Notice how this experience has made you feel. Do you feel more calm and grounded? Did you notice sensations that you maybe hadn't noticed before? Did the flavors pop more than usual? If you enjoy journaling, this could be an ideal time to journal about your experience.
Extending Mindful Eating into Mindful Living
As you practice mindful eating, you may notice that the calm, intentional, and nonjudgmental practices may overflow to everyday life. Other ways to practice mindful living include:
Doing a daily mindfulness meditation
Mindfully walking (noticing the trees, sounds, birds — all of your surroundings and how they make you feel)
Noticing your breath and perhaps intentionally taking some deep breaths throughout the day
Using any of these practices can help to develop a mindful approach to living by bringing full attention to each moment, without judgment, while maintaining a feeling of calm.
Here’s an example of a 5-minute mindfulness meditation practice that you may want to try if this is new to you:
Choose a comfortable place to sit. Find an object to fix your gaze. This can be the rain outside, a candle flame or colorful flowers (something that makes you feel at ease inside). You may pay special attention to the sounds, colors, aromas, engaging all of your senses as you gaze on this object. Practice this for five minutes. Once you’re done, notice how your senses may be heightened and you’re more aware. This practice may help to improve focus, reduce stress and anxiety, boost mood, slow aging, and support healthy metabolism.
Do you have a mindfulness practice? If so, how has it changed your life?

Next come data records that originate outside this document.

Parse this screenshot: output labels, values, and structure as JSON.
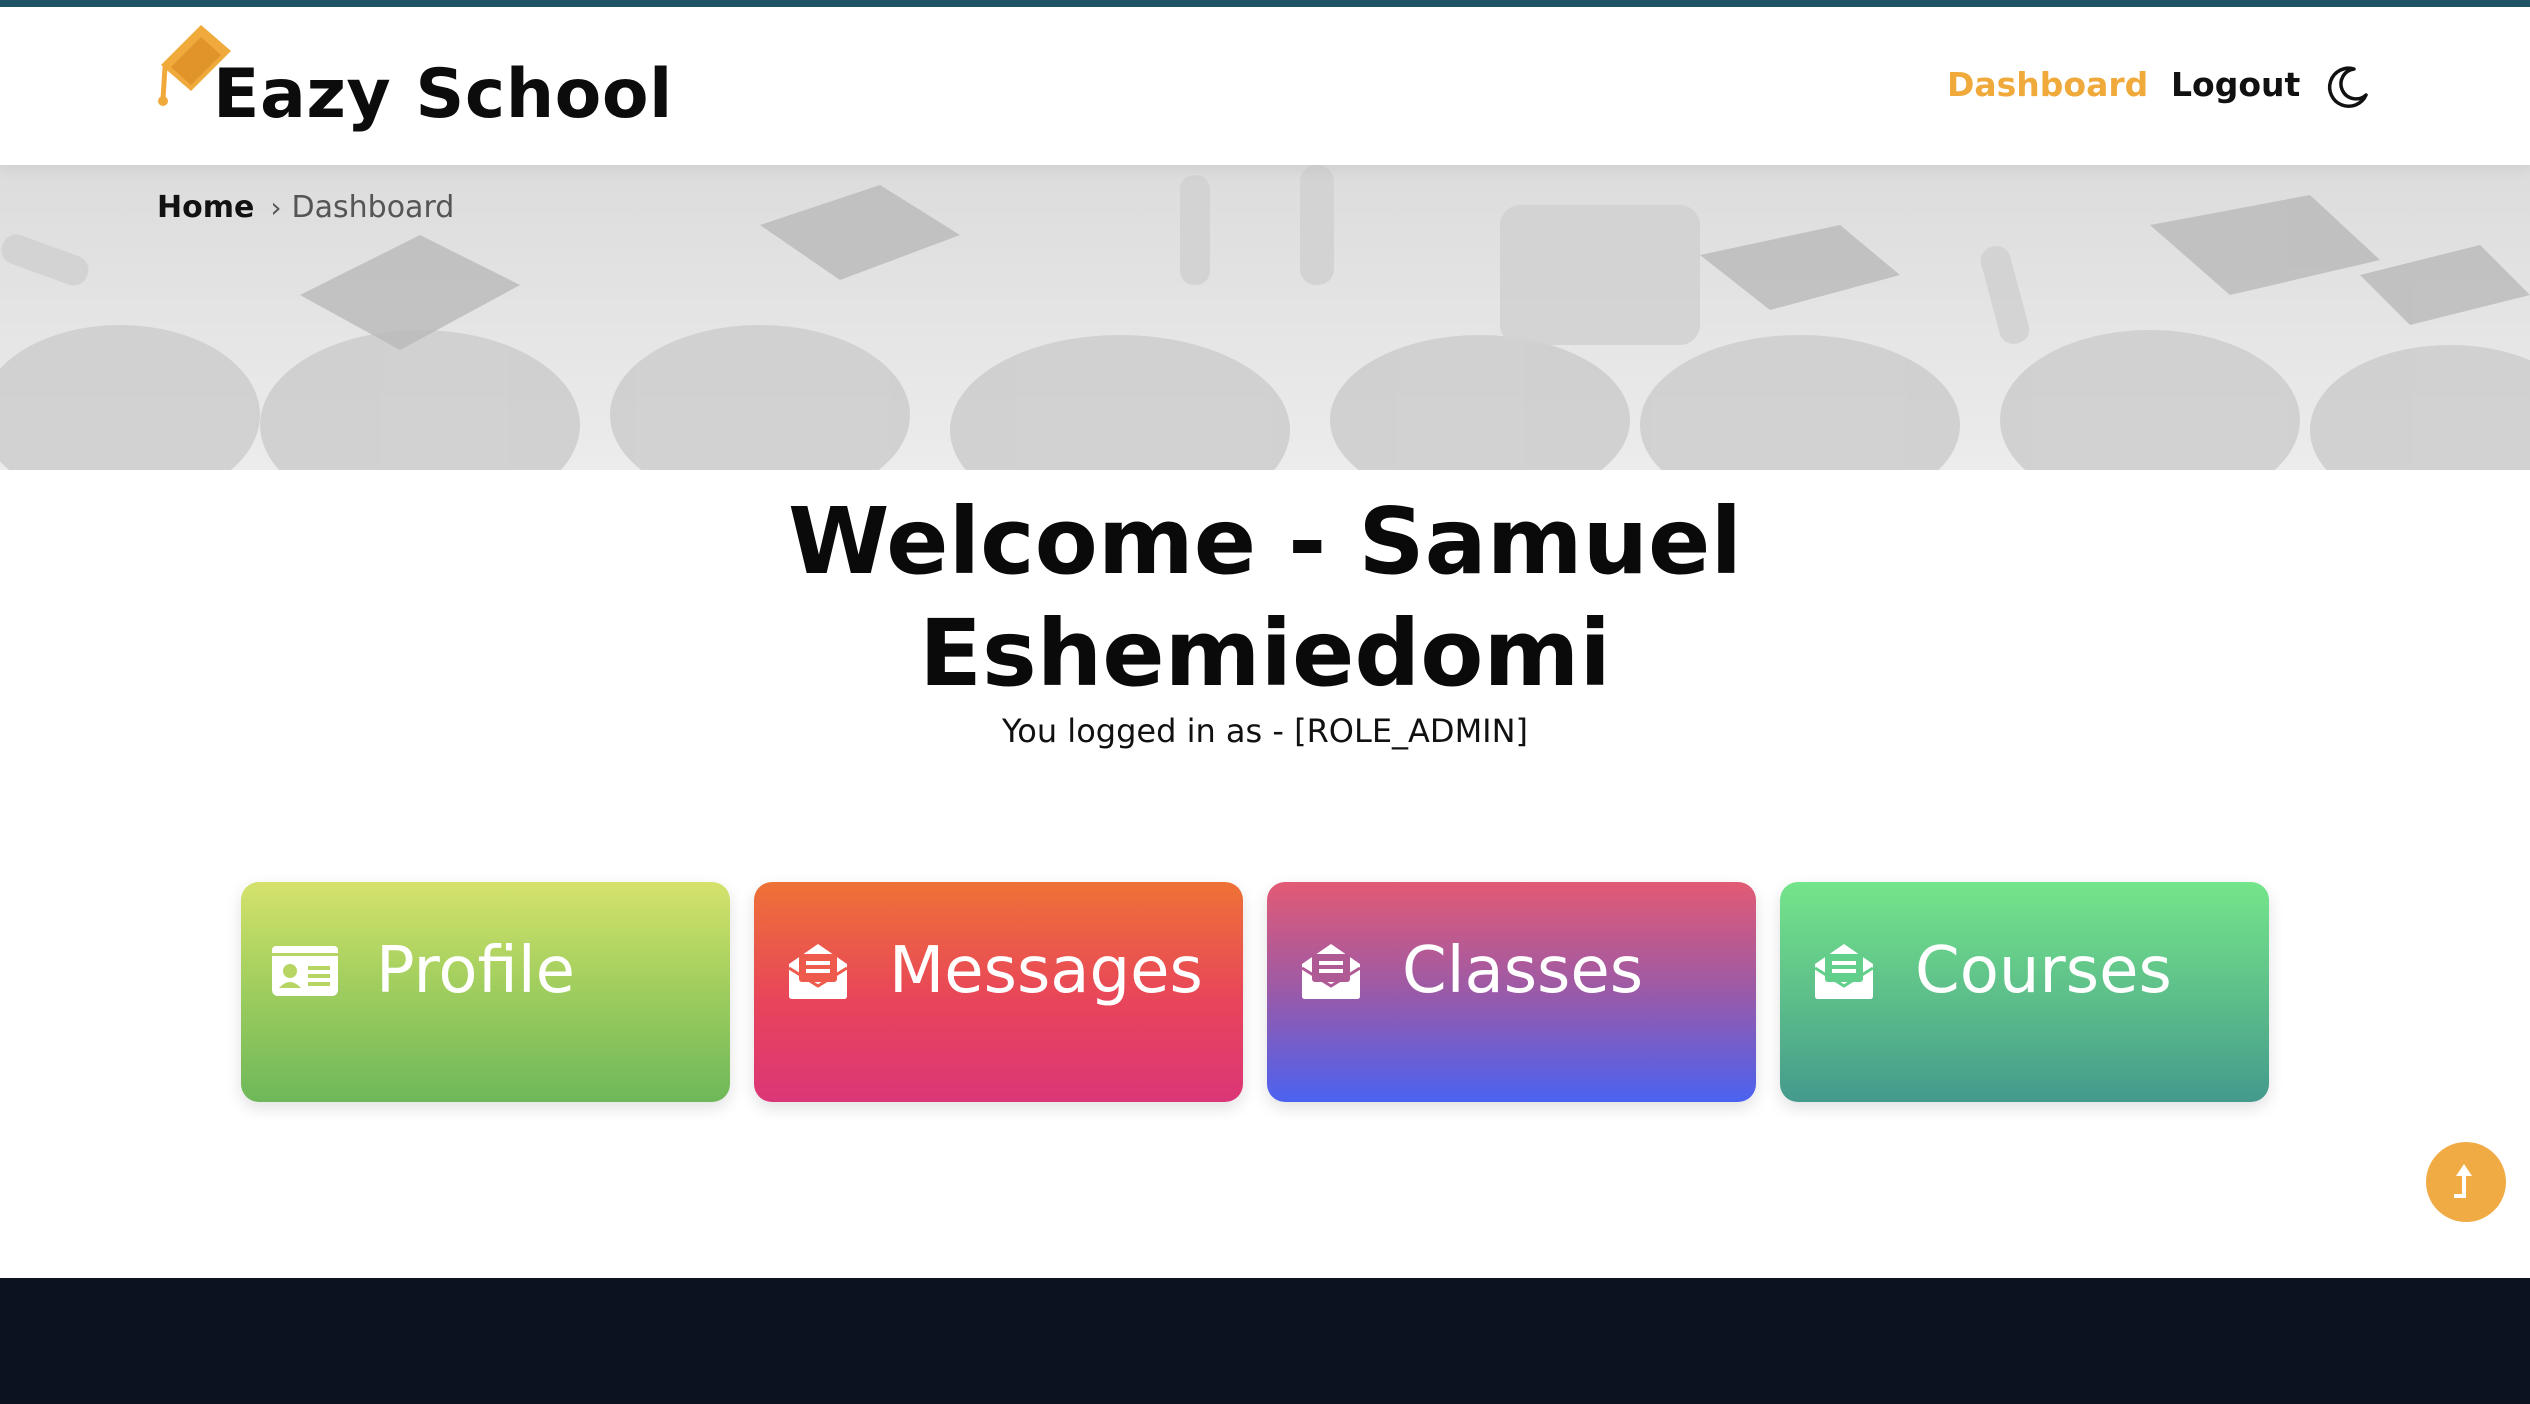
{
  "brand": {
    "name": "Eazy School",
    "cap_icon": "graduation-cap-icon",
    "accent_color": "#f0a93b"
  },
  "nav": {
    "dashboard": "Dashboard",
    "logout": "Logout",
    "theme_icon": "moon-icon"
  },
  "breadcrumb": {
    "home": "Home",
    "separator": "›",
    "current": "Dashboard"
  },
  "welcome": {
    "line1": "Welcome - Samuel",
    "line2": "Eshemiedomi",
    "role": "You logged in as - [ROLE_ADMIN]"
  },
  "cards": [
    {
      "label": "Profile",
      "icon": "id-card-icon"
    },
    {
      "label": "Messages",
      "icon": "envelope-open-icon"
    },
    {
      "label": "Classes",
      "icon": "envelope-open-icon"
    },
    {
      "label": "Courses",
      "icon": "envelope-open-icon"
    }
  ],
  "scroll_top": {
    "icon": "arrow-up-icon",
    "color": "#f1ab45"
  },
  "footer": {
    "color": "#0c1220"
  }
}
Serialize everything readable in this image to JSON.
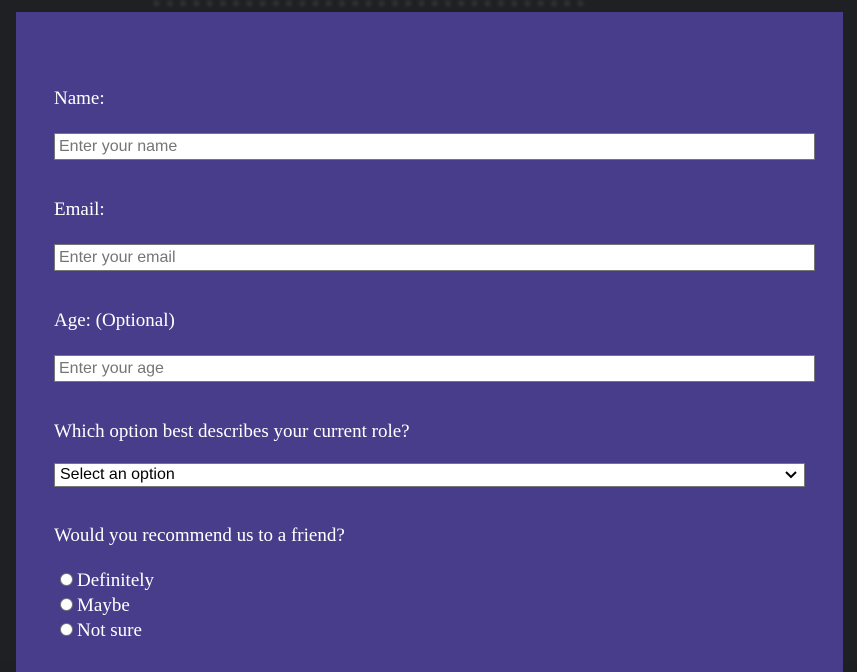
{
  "form": {
    "name": {
      "label": "Name:",
      "placeholder": "Enter your name",
      "value": ""
    },
    "email": {
      "label": "Email:",
      "placeholder": "Enter your email",
      "value": ""
    },
    "age": {
      "label": "Age: (Optional)",
      "placeholder": "Enter your age",
      "value": ""
    },
    "role": {
      "label": "Which option best describes your current role?",
      "selected": "Select an option"
    },
    "recommend": {
      "label": "Would you recommend us to a friend?",
      "options": [
        "Definitely",
        "Maybe",
        "Not sure"
      ]
    }
  },
  "colors": {
    "card_background": "#483d8b",
    "page_background": "#1f2023",
    "label_text": "#ffffff"
  }
}
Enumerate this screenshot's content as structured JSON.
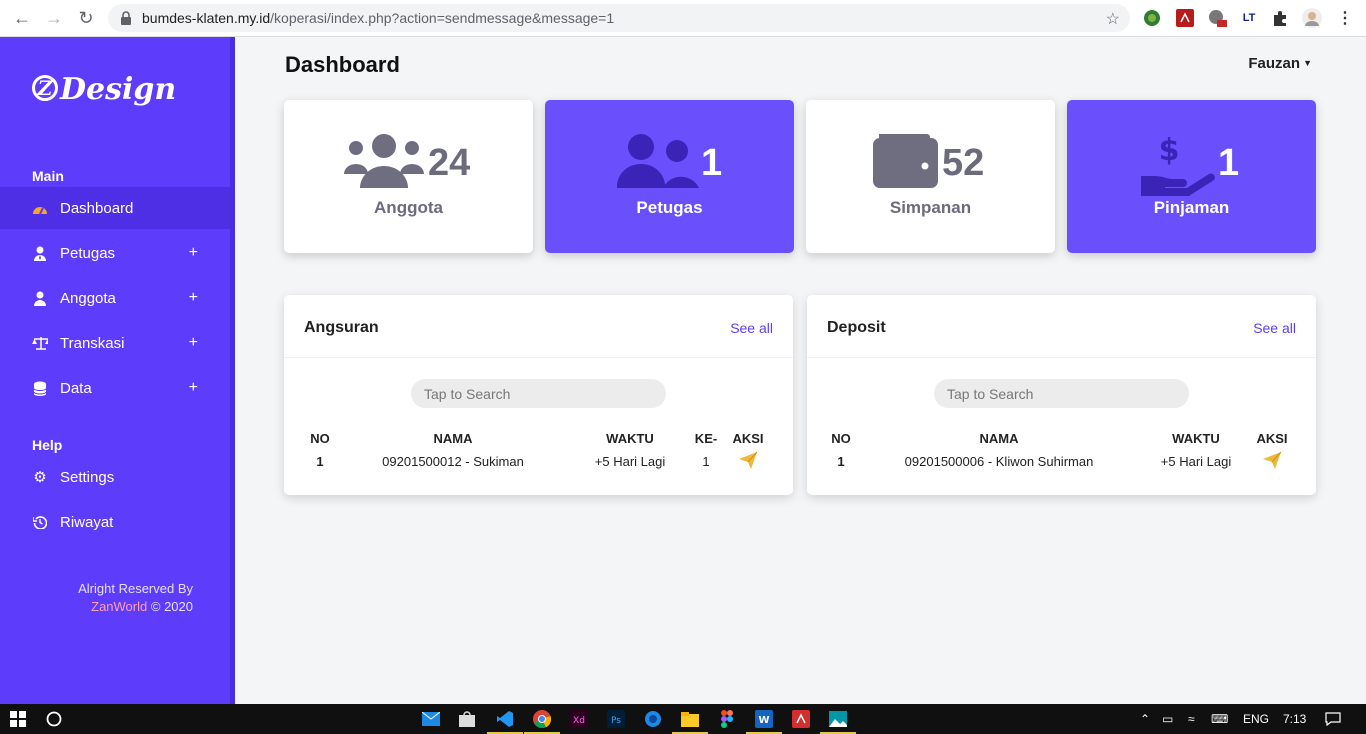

If you don’t currently have a practice and would like to give this one a try just for 7 days, please share your experience!